Meet the Gray Family! Brandon is a CPA and his wife, Jessica is a part-time nurse and full-time mom to their 5-year-old twin girls, Delaney and Emalyn. They are also hog farmers. They weren’t born hog farmers, and they didn’t inherit the business. They made the decision to buy a pre-existing hog farm in Wayne County a few years ago.“We purchased this farm as a family endeavor, and it’s been really nice. The community has been really receptive and the neighbors have been great. It’s been a really good thing,” said Brandon.In addition to pigs, the family also grows collards and sweet potatoes on their 125 acres.There is no doubt this is a family endeavor.

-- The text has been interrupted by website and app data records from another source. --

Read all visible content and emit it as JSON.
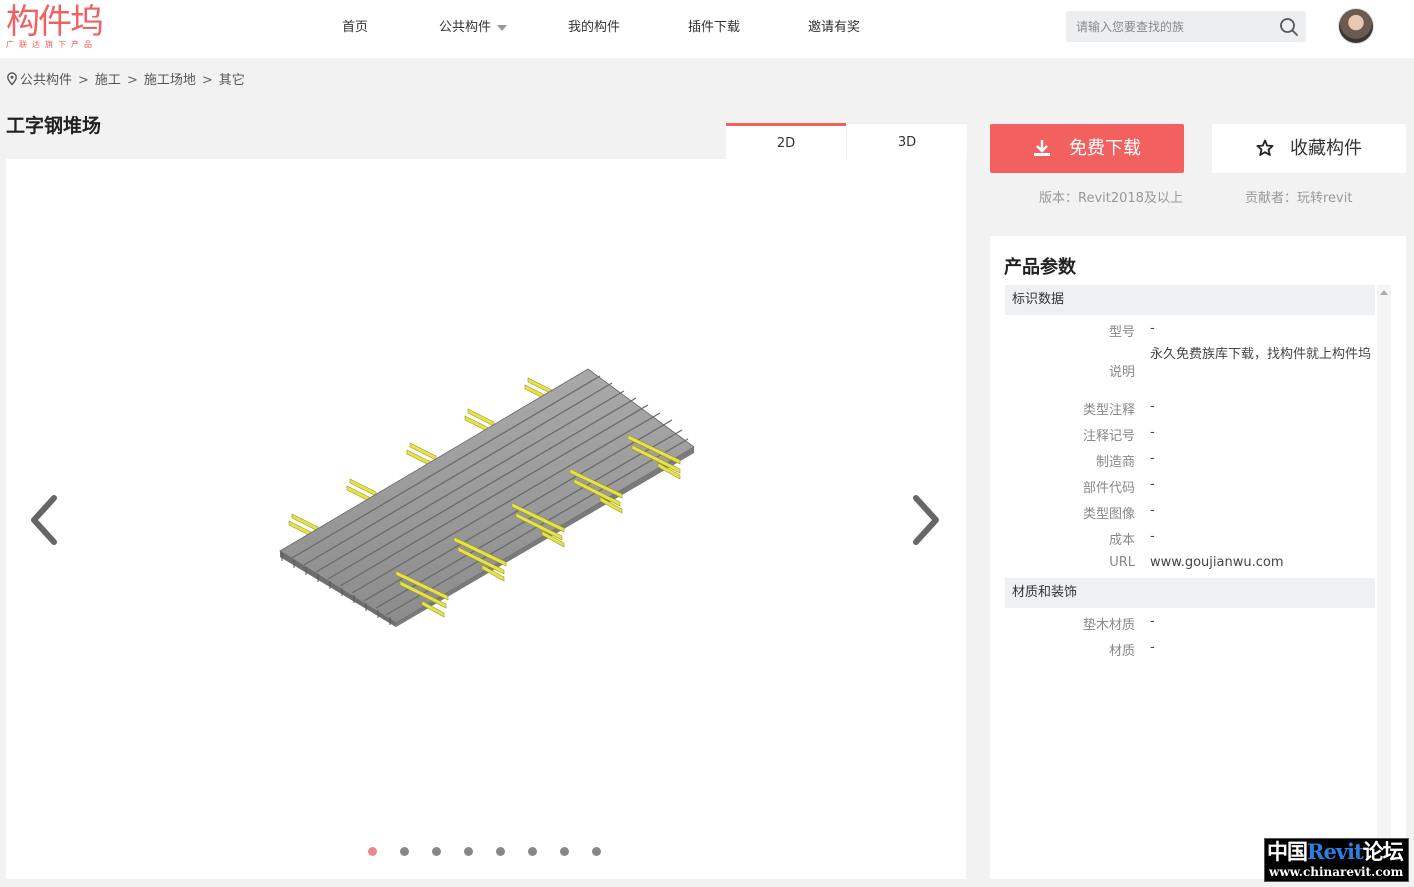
{
  "header": {
    "logo_text": "构件坞",
    "logo_slogan": "广联达旗下产品",
    "nav": [
      {
        "label": "首页"
      },
      {
        "label": "公共构件"
      },
      {
        "label": "我的构件"
      },
      {
        "label": "插件下载"
      },
      {
        "label": "邀请有奖"
      }
    ],
    "search_placeholder": "请输入您要查找的族"
  },
  "breadcrumb": [
    "公共构件",
    "施工",
    "施工场地",
    "其它"
  ],
  "page_title": "工字钢堆场",
  "viewer": {
    "tabs": [
      {
        "label": "2D"
      },
      {
        "label": "3D"
      }
    ],
    "active_tab": "2D",
    "dots_count": 8,
    "active_dot": 1
  },
  "actions": {
    "download_label": "免费下载",
    "favorite_label": "收藏构件",
    "version": "版本：Revit2018及以上",
    "contributor": "贡献者：玩转revit"
  },
  "params": {
    "title": "产品参数",
    "groups": [
      {
        "name": "标识数据",
        "rows": [
          {
            "label": "型号",
            "value": "-"
          },
          {
            "label": "说明",
            "value": "永久免费族库下载，找构件就上构件坞"
          },
          {
            "label": "类型注释",
            "value": "-"
          },
          {
            "label": "注释记号",
            "value": "-"
          },
          {
            "label": "制造商",
            "value": "-"
          },
          {
            "label": "部件代码",
            "value": "-"
          },
          {
            "label": "类型图像",
            "value": "-"
          },
          {
            "label": "成本",
            "value": "-"
          },
          {
            "label": "URL",
            "value": "www.goujianwu.com"
          }
        ]
      },
      {
        "name": "材质和装饰",
        "rows": [
          {
            "label": "垫木材质",
            "value": "-"
          },
          {
            "label": "材质",
            "value": "-"
          }
        ]
      }
    ]
  },
  "watermark": {
    "line1_a": "中国",
    "line1_b": "Revit",
    "line1_c": "论坛",
    "line2": "www.chinarevit.com"
  },
  "colors": {
    "accent": "#f26060",
    "beam": "#9a9a9a",
    "timber": "#e6e34a"
  }
}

Jessica keeps most of the books, and Brandon, with help from his dad, Rayburn Brown, cares for all the pigs and crops.Even at 5 years old, Delaney and Emalyn help out too. Special trips have to be made to visit the pigs for the girls.
Brandon came from a farming background. His grandfather was one of seven, and they were all farmers. Many of their children (and grandchildren) also became farmers. Jessica, on the other hand, is not from a farming family. She married into it, but she loves it!

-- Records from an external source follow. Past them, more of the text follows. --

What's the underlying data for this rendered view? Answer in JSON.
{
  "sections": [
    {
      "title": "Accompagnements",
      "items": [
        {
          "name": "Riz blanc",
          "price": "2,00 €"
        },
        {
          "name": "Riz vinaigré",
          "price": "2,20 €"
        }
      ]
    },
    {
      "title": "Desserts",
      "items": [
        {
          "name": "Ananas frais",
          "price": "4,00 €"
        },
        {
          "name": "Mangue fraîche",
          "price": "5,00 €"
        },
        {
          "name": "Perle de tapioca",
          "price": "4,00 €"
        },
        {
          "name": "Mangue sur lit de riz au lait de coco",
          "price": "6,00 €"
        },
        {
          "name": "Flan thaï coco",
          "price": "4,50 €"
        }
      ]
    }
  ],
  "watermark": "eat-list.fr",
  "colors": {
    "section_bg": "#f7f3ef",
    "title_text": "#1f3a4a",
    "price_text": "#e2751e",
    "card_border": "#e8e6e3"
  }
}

“The pigs are my favorite part. I like watching them grow and get big. The girls enjoy the pigs, and whatever they enjoy I try to follow behind and support them,” said Jessica.While the Gray family loves their farm, it isn’t always easy. They live about 20 minutes away from the actual farm. This doesn’t mean they don’t have to visit as often. Rather it means a lot of extra miles on their vehicles.“We check the pigs at least twice a day, every day. We eat dinner as a family, then go to check on the pigs once more to make sure everything is alright,” said Brandon.Of course, the normal uncertainties that accompany farming are also hard. One never knows what the weather will do or when equipment must be fixed. There are also finances. For the Grays, the decision to purchase the farm was both easy and hard. The desire was strong, but the burden of finances was also strong. Ultimately, they decided to go for it.One aspect that does help the Grays is their relationship with their integrator, Maxwell Foods. The integrator provides a support system for the family to help them with things like providing the best healthcare for the pigs. Without the integrator, the farm would not have the resources they do.Although owning a farm can be stressful at times, the Grays enjoy being part of something bigger. They may not have the largest farm, but it does feed people, and the Grays love being a part of that.A full-time CPA, part-time nurse, full-time parents, and full-time farmers (because farming is never part-time)…life is busy for the Grays, but it is fueled by a desire to farm as a family.Photos by: Marisa See